CAMPBELL: We need myths that will identify the individual not with his local group but with the planet. A model for that is the United States. Here were thirteen different little colony nations that decided to act in the mutual interest, without disregarding the individual interests of any one of them.
MOVERS: There is something about that on the Great Seal of the United States.
CAMPBELL: That’s what the Great Seal is all about. I carry a copy of the Great Seal in my pocket in the form of a dollar bill. Here is the statement of the ideals that brought about the formation of the United States. Look at this dollar bill. Now here is the Great Seal of the United States. Look at the pyramid on the left. A pyramid has four sides. These are the four points of the compass. There is somebody at this point, there’s somebody at that point, and there’s somebody at this point. When you’re down on the lower levels of this pyramid, you will be either on one side or on the other. But when you get up to the top, the points all come together, and there the eye of God opens.
MOVERS: And to them it was the god of reason.

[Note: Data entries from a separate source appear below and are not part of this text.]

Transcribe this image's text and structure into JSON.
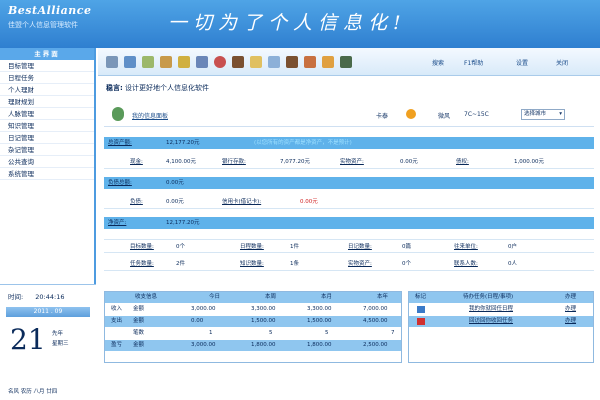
{
  "header": {
    "logo": "BestAlliance",
    "subtitle": "佳盟个人信息管理软件",
    "slogan": "一切为了个人信息化!"
  },
  "sidebar": {
    "title": "主界面",
    "items": [
      {
        "label": "目标管理"
      },
      {
        "label": "日程任务"
      },
      {
        "label": "个人理财"
      },
      {
        "label": "理财规划"
      },
      {
        "label": "人脉管理"
      },
      {
        "label": "知识管理"
      },
      {
        "label": "日记管理"
      },
      {
        "label": "杂记管理"
      },
      {
        "label": "公共查询"
      },
      {
        "label": "系统管理"
      }
    ]
  },
  "clock": {
    "time_label": "时间:",
    "time": "20:44:16",
    "year_month": "2011 . 09",
    "day": "21",
    "side1": "先年",
    "side2": "星期三",
    "footer": "名风  农历  八月 廿四"
  },
  "toolbar": {
    "links": [
      "搜索",
      "F1帮助",
      "设置",
      "关闭"
    ]
  },
  "main": {
    "crumb_prefix": "稳言:",
    "crumb_text": "设计更好地个人信息化软件",
    "my_info": "我的信息面板",
    "weather_label": "卡泰",
    "temp_label": "微风",
    "temp": "7C~15C",
    "city_select": "选择城市",
    "finance": {
      "assets_label": "总资产额:",
      "assets_value": "12,177.20元",
      "assets_note": "(以您所有的资产都是净资产，不是预计)",
      "cash_label": "现金:",
      "cash_value": "4,100.00元",
      "bank_label": "银行存款:",
      "bank_value": "7,077.20元",
      "invest_label": "实物资产:",
      "invest_value": "0.00元",
      "debt_label": "债权:",
      "debt_value": "1,000.00元",
      "liab_label": "负债总额:",
      "liab_value": "0.00元",
      "loan_label": "负债:",
      "loan_value": "0.00元",
      "credit_label": "信用卡(借记卡):",
      "credit_value": "0.00元",
      "net_label": "净资产:",
      "net_value": "12,177.20元"
    },
    "counts": {
      "r1": [
        {
          "label": "目标数量:",
          "value": "0个"
        },
        {
          "label": "日程数量:",
          "value": "1件"
        },
        {
          "label": "日记数量:",
          "value": "0篇"
        },
        {
          "label": "往来单位:",
          "value": "0户"
        }
      ],
      "r2": [
        {
          "label": "任务数量:",
          "value": "2件"
        },
        {
          "label": "知识数量:",
          "value": "1条"
        },
        {
          "label": "实物资产:",
          "value": "0个"
        },
        {
          "label": "联系人数:",
          "value": "0人"
        }
      ]
    },
    "budget": {
      "headers": [
        "收支信息",
        "今日",
        "本周",
        "本月",
        "本年"
      ],
      "rows": [
        {
          "c1": "收入",
          "c2": "金额",
          "v": [
            "3,000.00",
            "3,300.00",
            "3,300.00",
            "7,000.00"
          ]
        },
        {
          "c1": "支出",
          "c2": "金额",
          "v": [
            "0.00",
            "1,500.00",
            "1,500.00",
            "4,500.00"
          ]
        },
        {
          "c1": "",
          "c2": "笔数",
          "v": [
            "1",
            "5",
            "5",
            "7"
          ]
        },
        {
          "c1": "盈亏",
          "c2": "金额",
          "v": [
            "3,000.00",
            "1,800.00",
            "1,800.00",
            "2,500.00"
          ]
        }
      ]
    },
    "tasks": {
      "headers": [
        "标记",
        "待办任务(日程/事项)",
        "办理"
      ],
      "rows": [
        {
          "text": "我的你就回任日程",
          "action": "办理"
        },
        {
          "text": "回访回你收回任务",
          "action": "办理"
        }
      ]
    }
  }
}
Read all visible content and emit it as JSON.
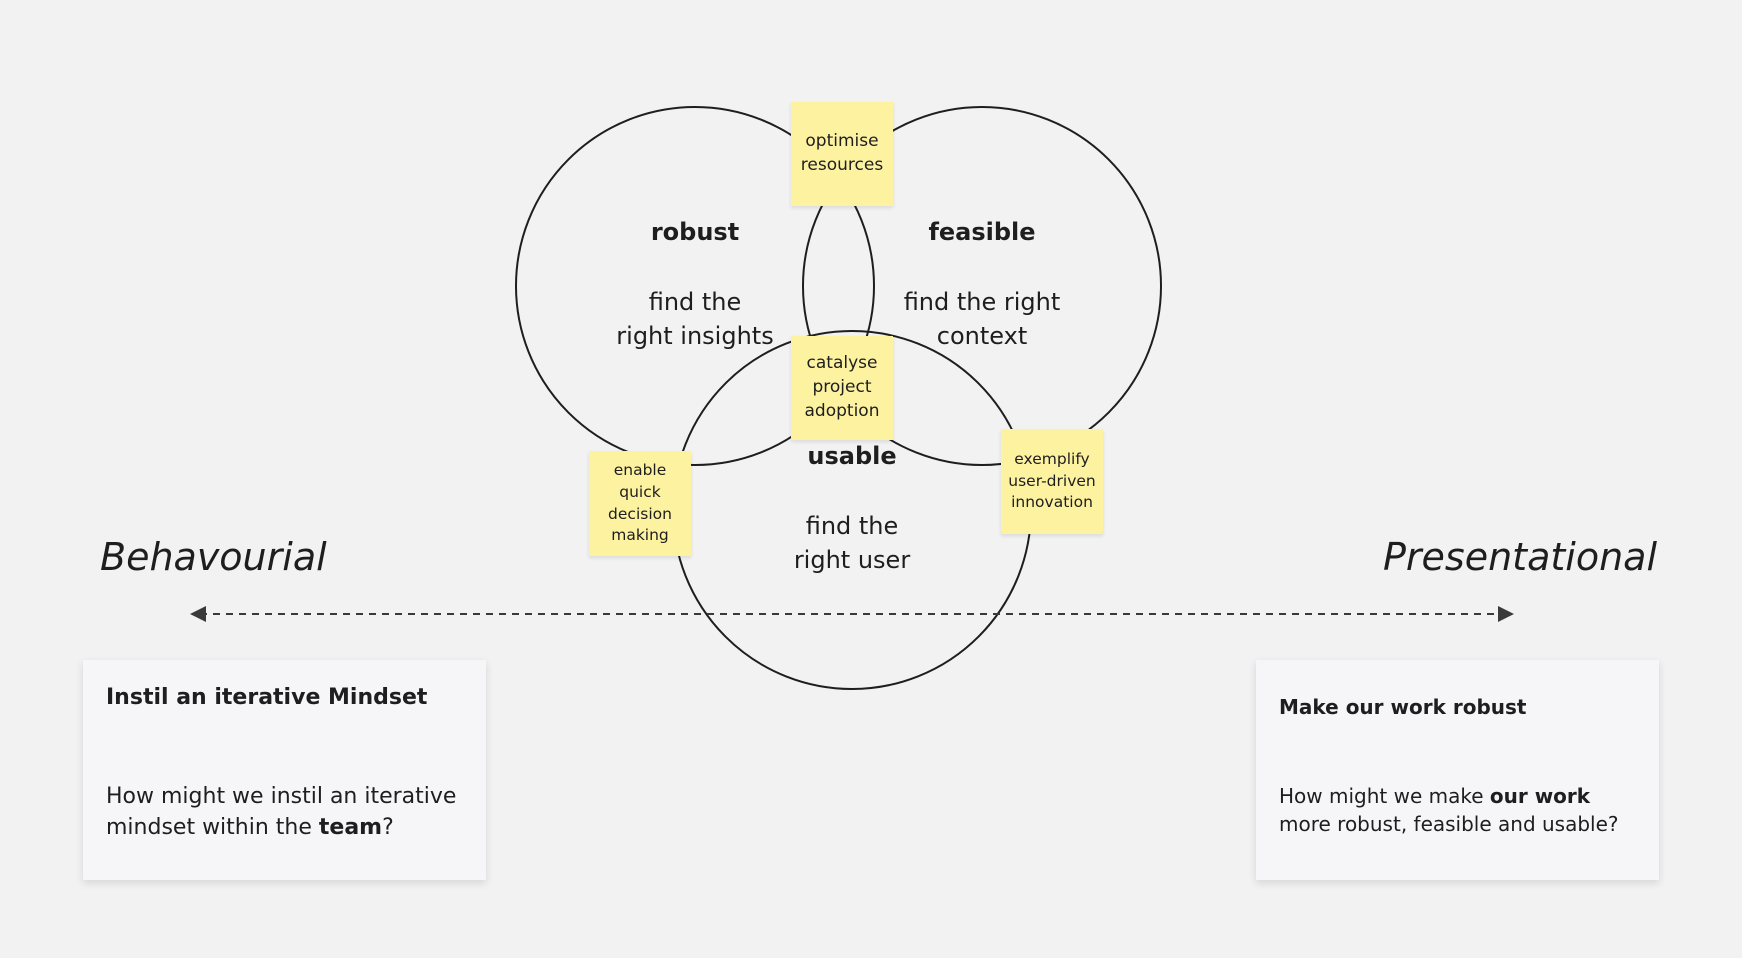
{
  "diagram": {
    "circles": [
      {
        "id": "robust",
        "title": "robust",
        "subtitle_line1": "find the",
        "subtitle_line2": "right insights"
      },
      {
        "id": "feasible",
        "title": "feasible",
        "subtitle_line1": "find the right",
        "subtitle_line2": "context"
      },
      {
        "id": "usable",
        "title": "usable",
        "subtitle_line1": "find the",
        "subtitle_line2": "right user"
      }
    ],
    "stickies": {
      "optimise": [
        "optimise",
        "resources"
      ],
      "catalyse": [
        "catalyse",
        "project",
        "adoption"
      ],
      "enable": [
        "enable",
        "quick",
        "decision",
        "making"
      ],
      "exemplify": [
        "exemplify",
        "user-driven",
        "innovation"
      ]
    },
    "sticky_color": "#fdf2a0",
    "line_color": "#1e1e1e"
  },
  "axis": {
    "left_label": "Behavourial",
    "right_label": "Presentational"
  },
  "cards": {
    "left": {
      "title": "Instil an iterative Mindset",
      "body_line1": "How might we instil an iterative",
      "body_line2_prefix": "mindset within the ",
      "body_line2_bold": "team",
      "body_line2_suffix": "?"
    },
    "right": {
      "title": "Make our work robust",
      "body_line1_prefix": "How might we make ",
      "body_line1_bold": "our work",
      "body_line2": "more robust, feasible and usable?"
    }
  }
}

CAMPBELL: Yes. This is the first nation in the world that was ever established on the basis of reason instead of simply warfare. These were eighteenth-century deists, these gentlemen. Over here we read, “In God We Trust.” But that is not the god of the Bible. These men did not believe in a Fall. They did not think the mind of man was cut off from God. The mind of man, cleansed of secondary and merely temporal concerns, beholds with the radiance of a cleansed mirror a reflection of the rational mind of God. Reason puts you in touch with God. Consequently, for these men, there is no special revelation anywhere, and none is needed, because the mind of man cleared of its fallibilities is sufficiently capable of the knowledge of God. All people in the world are thus capable because all people in the world are capable of reason. All men are capable of reason. That is the fundamental principie of democracy. Because everybody’s mind is capable of true knowledge, you don’t have to have a special authority, or a special revelation telling you that this is the way things should be.